• **EXERCISE GOAL**
Copy every entry in the listing below exactly, but not the pictures.

• **RECORD EXTRACTS**
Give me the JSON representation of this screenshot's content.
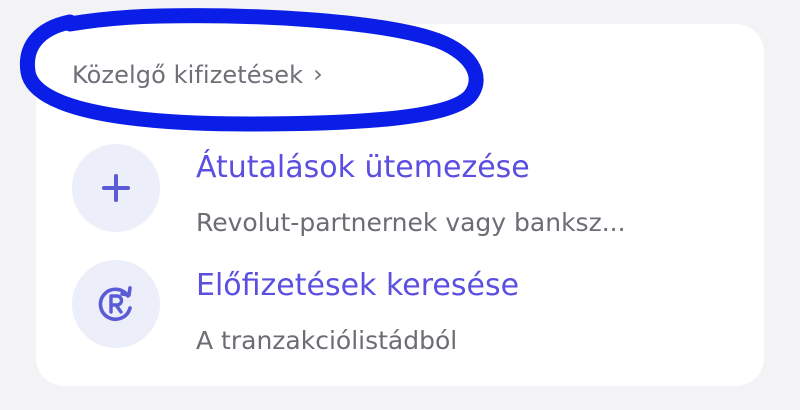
{
  "section": {
    "title": "Közelgő kifizetések",
    "chevron": "›"
  },
  "items": [
    {
      "title": "Átutalások ütemezése",
      "subtitle": "Revolut-partnernek vagy banksz...",
      "icon": "plus-icon"
    },
    {
      "title": "Előfizetések keresése",
      "subtitle": "A tranzakciólistádból",
      "icon": "recurring-registered-icon"
    }
  ],
  "colors": {
    "accent": "#5a4fe0",
    "icon_bg": "#eceef9",
    "annotation": "#0a1ee8",
    "page_bg": "#f3f3f6",
    "card_bg": "#ffffff",
    "muted_text": "#6c6c74"
  }
}
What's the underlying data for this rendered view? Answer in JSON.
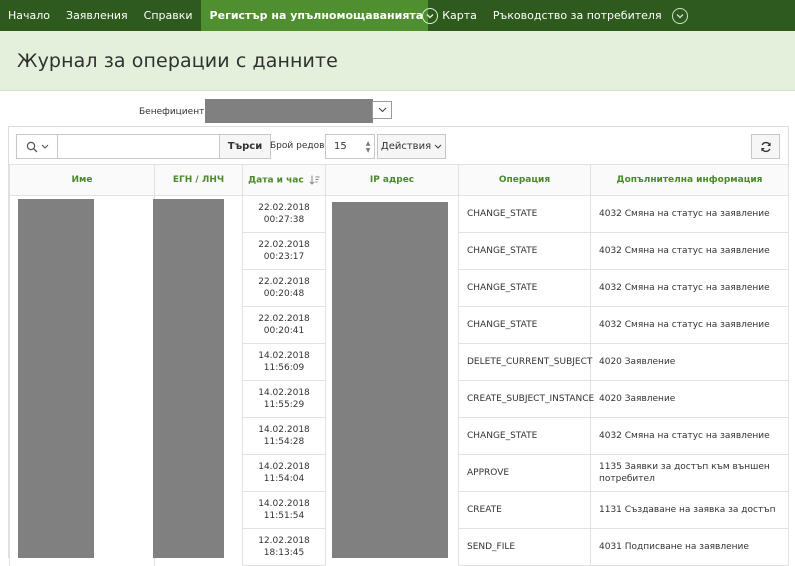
{
  "nav": {
    "items": [
      {
        "label": "Начало"
      },
      {
        "label": "Заявления"
      },
      {
        "label": "Справки"
      },
      {
        "label": "Регистър на упълномощаванията",
        "active": true
      },
      {
        "label": "Карта"
      },
      {
        "label": "Ръководство за потребителя"
      }
    ]
  },
  "page": {
    "title": "Журнал за операции с данните"
  },
  "filter": {
    "beneficiary_label": "Бенефициент:"
  },
  "toolbar": {
    "search_placeholder": "",
    "go_label": "Търси",
    "rows_label": "Брой редове",
    "rows_value": "15",
    "actions_label": "Действия"
  },
  "table": {
    "columns": [
      "Име",
      "ЕГН / ЛНЧ",
      "Дата и час",
      "IP адрес",
      "Операция",
      "Допълнителна информация"
    ],
    "rows": [
      {
        "date": "22.02.2018",
        "time": "00:27:38",
        "operation": "CHANGE_STATE",
        "info": "4032 Смяна на статус на заявление"
      },
      {
        "date": "22.02.2018",
        "time": "00:23:17",
        "operation": "CHANGE_STATE",
        "info": "4032 Смяна на статус на заявление"
      },
      {
        "date": "22.02.2018",
        "time": "00:20:48",
        "operation": "CHANGE_STATE",
        "info": "4032 Смяна на статус на заявление"
      },
      {
        "date": "22.02.2018",
        "time": "00:20:41",
        "operation": "CHANGE_STATE",
        "info": "4032 Смяна на статус на заявление"
      },
      {
        "date": "14.02.2018",
        "time": "11:56:09",
        "operation": "DELETE_CURRENT_SUBJECT",
        "info": "4020 Заявление"
      },
      {
        "date": "14.02.2018",
        "time": "11:55:29",
        "operation": "CREATE_SUBJECT_INSTANCE",
        "info": "4020 Заявление"
      },
      {
        "date": "14.02.2018",
        "time": "11:54:28",
        "operation": "CHANGE_STATE",
        "info": "4032 Смяна на статус на заявление"
      },
      {
        "date": "14.02.2018",
        "time": "11:54:04",
        "operation": "APPROVE",
        "info": "1135 Заявки за достъп към външен потребител"
      },
      {
        "date": "14.02.2018",
        "time": "11:51:54",
        "operation": "CREATE",
        "info": "1131 Създаване на заявка за достъп"
      },
      {
        "date": "12.02.2018",
        "time": "18:13:45",
        "operation": "SEND_FILE",
        "info": "4031 Подписване на заявление"
      }
    ]
  },
  "colors": {
    "nav_bg": "#2e5a1e",
    "nav_active": "#4f8f30",
    "header_bg": "#e3f1dc",
    "column_header_text": "#4a8a2a",
    "redaction": "#808080"
  }
}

• **WRITTEN RESPONSE**
Give me the JSON representation of this screenshot's content.
{
  "section": {
    "title": "Közelgő kifizetések",
    "chevron": "›"
  },
  "items": [
    {
      "title": "Átutalások ütemezése",
      "subtitle": "Revolut-partnernek vagy banksz...",
      "icon": "plus-icon"
    },
    {
      "title": "Előfizetések keresése",
      "subtitle": "A tranzakciólistádból",
      "icon": "recurring-registered-icon"
    }
  ],
  "colors": {
    "accent": "#5a4fe0",
    "icon_bg": "#eceef9",
    "annotation": "#0a1ee8",
    "page_bg": "#f3f3f6",
    "card_bg": "#ffffff",
    "muted_text": "#6c6c74"
  }
}
What's the underlying data for this rendered view? Answer in JSON.
{
  "nav": {
    "items": [
      {
        "label": "Начало"
      },
      {
        "label": "Заявления"
      },
      {
        "label": "Справки"
      },
      {
        "label": "Регистър на упълномощаванията",
        "active": true
      },
      {
        "label": "Карта"
      },
      {
        "label": "Ръководство за потребителя"
      }
    ]
  },
  "page": {
    "title": "Журнал за операции с данните"
  },
  "filter": {
    "beneficiary_label": "Бенефициент:"
  },
  "toolbar": {
    "search_placeholder": "",
    "go_label": "Търси",
    "rows_label": "Брой редове",
    "rows_value": "15",
    "actions_label": "Действия"
  },
  "table": {
    "columns": [
      "Име",
      "ЕГН / ЛНЧ",
      "Дата и час",
      "IP адрес",
      "Операция",
      "Допълнителна информация"
    ],
    "rows": [
      {
        "date": "22.02.2018",
        "time": "00:27:38",
        "operation": "CHANGE_STATE",
        "info": "4032 Смяна на статус на заявление"
      },
      {
        "date": "22.02.2018",
        "time": "00:23:17",
        "operation": "CHANGE_STATE",
        "info": "4032 Смяна на статус на заявление"
      },
      {
        "date": "22.02.2018",
        "time": "00:20:48",
        "operation": "CHANGE_STATE",
        "info": "4032 Смяна на статус на заявление"
      },
      {
        "date": "22.02.2018",
        "time": "00:20:41",
        "operation": "CHANGE_STATE",
        "info": "4032 Смяна на статус на заявление"
      },
      {
        "date": "14.02.2018",
        "time": "11:56:09",
        "operation": "DELETE_CURRENT_SUBJECT",
        "info": "4020 Заявление"
      },
      {
        "date": "14.02.2018",
        "time": "11:55:29",
        "operation": "CREATE_SUBJECT_INSTANCE",
        "info": "4020 Заявление"
      },
      {
        "date": "14.02.2018",
        "time": "11:54:28",
        "operation": "CHANGE_STATE",
        "info": "4032 Смяна на статус на заявление"
      },
      {
        "date": "14.02.2018",
        "time": "11:54:04",
        "operation": "APPROVE",
        "info": "1135 Заявки за достъп към външен потребител"
      },
      {
        "date": "14.02.2018",
        "time": "11:51:54",
        "operation": "CREATE",
        "info": "1131 Създаване на заявка за достъп"
      },
      {
        "date": "12.02.2018",
        "time": "18:13:45",
        "operation": "SEND_FILE",
        "info": "4031 Подписване на заявление"
      }
    ]
  },
  "colors": {
    "nav_bg": "#2e5a1e",
    "nav_active": "#4f8f30",
    "header_bg": "#e3f1dc",
    "column_header_text": "#4a8a2a",
    "redaction": "#808080"
  }
}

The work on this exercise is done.